H-Net is a tax-supported national and international database for scholars in the humanities and social sciences, located at Michigan State University.

For at least several months, the web pages listing dissident Bahai books have again been unavailable to the general public of tax payers and researchers. Over the years, I have seen this happen with H-Net many times on a variety of issues. If you click "Digital Library," you'll receive a menu with the option of "Sources in European Languages." Click it, and you'll see another menu for "Books," as of 11-10-09, that the link does not lead to an active webpage: 2-2012

Here again is the URL that's conveniently defective:

A second link exists for those to whom the editors of H-Bahai wish to grant access. Here is what H-Bahai is trying to suppress and bias the reader against, what it should be for the general Internet user, Bahai or otherwise,

Through such strategems, plausible deniability, if you will, Baha'is, scholarly and otherwise, routinely suppress information that they do not want people to know about and manipulate dissent. The headnotes and other introductory material to some of these books is highly tendentious and misleading to the uninformed person.

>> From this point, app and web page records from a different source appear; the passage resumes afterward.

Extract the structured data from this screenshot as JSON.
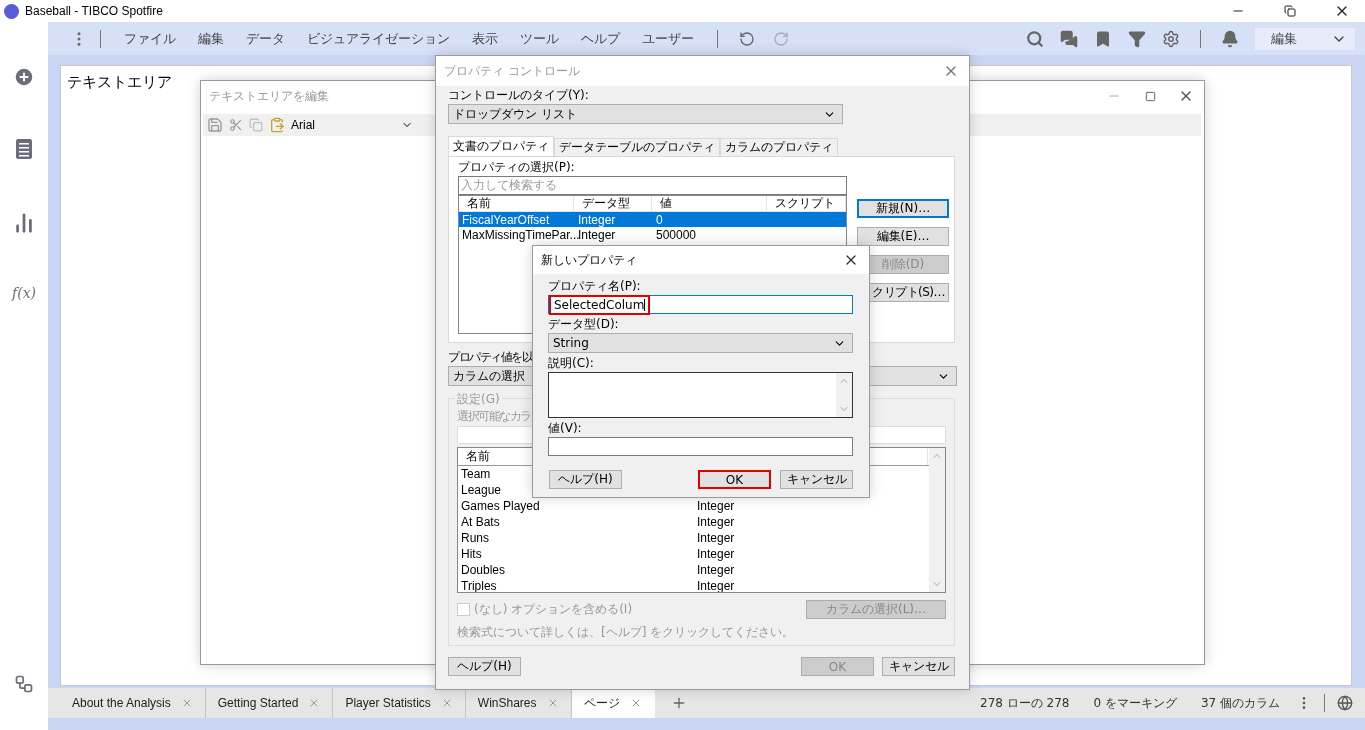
{
  "app": {
    "title": "Baseball - TIBCO Spotfire"
  },
  "menu": {
    "items": [
      "ファイル",
      "編集",
      "データ",
      "ビジュアライゼーション",
      "表示",
      "ツール",
      "ヘルプ",
      "ユーザー"
    ],
    "redo_disabled": true,
    "mode": "編集"
  },
  "rail": {
    "function_label": "f(x)"
  },
  "page": {
    "title": "テキストエリア"
  },
  "text_editor": {
    "title": "テキストエリアを編集",
    "font": "Arial"
  },
  "property_dialog": {
    "title": "プロパティ コントロール",
    "control_type_label": "コントロールのタイプ(Y):",
    "control_type": "ドロップダウン リスト",
    "tabs": [
      {
        "label": "文書のプロパティ",
        "selected": true
      },
      {
        "label": "データテーブルのプロパティ",
        "selected": false
      },
      {
        "label": "カラムのプロパティ",
        "selected": false
      }
    ],
    "select_label": "プロパティの選択(P):",
    "search_placeholder": "入力して検索する",
    "columns": [
      "名前",
      "データ型",
      "値",
      "スクリプト"
    ],
    "rows": [
      {
        "name": "FiscalYearOffset",
        "type": "Integer",
        "value": "0",
        "selected": true
      },
      {
        "name": "MaxMissingTimePar...",
        "type": "Integer",
        "value": "500000",
        "selected": false
      }
    ],
    "side_buttons": [
      {
        "label": "新規(N)…",
        "disabled": false,
        "focused": true
      },
      {
        "label": "編集(E)…",
        "disabled": false,
        "focused": false
      },
      {
        "label": "削除(D)",
        "disabled": true,
        "focused": false
      },
      {
        "label": "クリプト(S)…",
        "disabled": false,
        "focused": false
      }
    ],
    "value_source_label": "プロパティ値を以",
    "value_source": "カラムの選択",
    "settings_legend": "設定(G)",
    "available_label": "選択可能なカラ",
    "column_header": "名前",
    "column_list": [
      {
        "name": "Team"
      },
      {
        "name": "League"
      },
      {
        "name": "Games Played",
        "type": "Integer"
      },
      {
        "name": "At Bats",
        "type": "Integer"
      },
      {
        "name": "Runs",
        "type": "Integer"
      },
      {
        "name": "Hits",
        "type": "Integer"
      },
      {
        "name": "Doubles",
        "type": "Integer"
      },
      {
        "name": "Triples",
        "type": "Integer"
      }
    ],
    "include_none": {
      "label": "(なし) オプションを含める(I)",
      "checked": false,
      "disabled": true
    },
    "select_columns_button": {
      "label": "カラムの選択(L)…",
      "disabled": true
    },
    "hint": "検索式について詳しくは、[ヘルプ] をクリックしてください。",
    "buttons": [
      {
        "label": "ヘルプ(H)",
        "disabled": false
      },
      {
        "label": "OK",
        "disabled": true
      },
      {
        "label": "キャンセル",
        "disabled": false
      }
    ]
  },
  "new_property_dialog": {
    "title": "新しいプロパティ",
    "name_label": "プロパティ名(P):",
    "name_value": "SelectedColum",
    "name_highlighted": true,
    "type_label": "データ型(D):",
    "type": "String",
    "description_label": "説明(C):",
    "value_label": "値(V):",
    "buttons": [
      {
        "label": "ヘルプ(H)",
        "highlighted": false
      },
      {
        "label": "OK",
        "highlighted": true
      },
      {
        "label": "キャンセル",
        "highlighted": false
      }
    ]
  },
  "page_tabs": [
    {
      "label": "About the Analysis",
      "selected": false
    },
    {
      "label": "Getting Started",
      "selected": false
    },
    {
      "label": "Player Statistics",
      "selected": false
    },
    {
      "label": "WinShares",
      "selected": false
    },
    {
      "label": "ページ",
      "selected": true
    }
  ],
  "status": [
    "278 ローの 278",
    "0 をマーキング",
    "37 個のカラム"
  ]
}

This tactic has been especially applied over the decades to the books of Ruth White, Mirza Ahmad Sohrab, and Julie Chanler.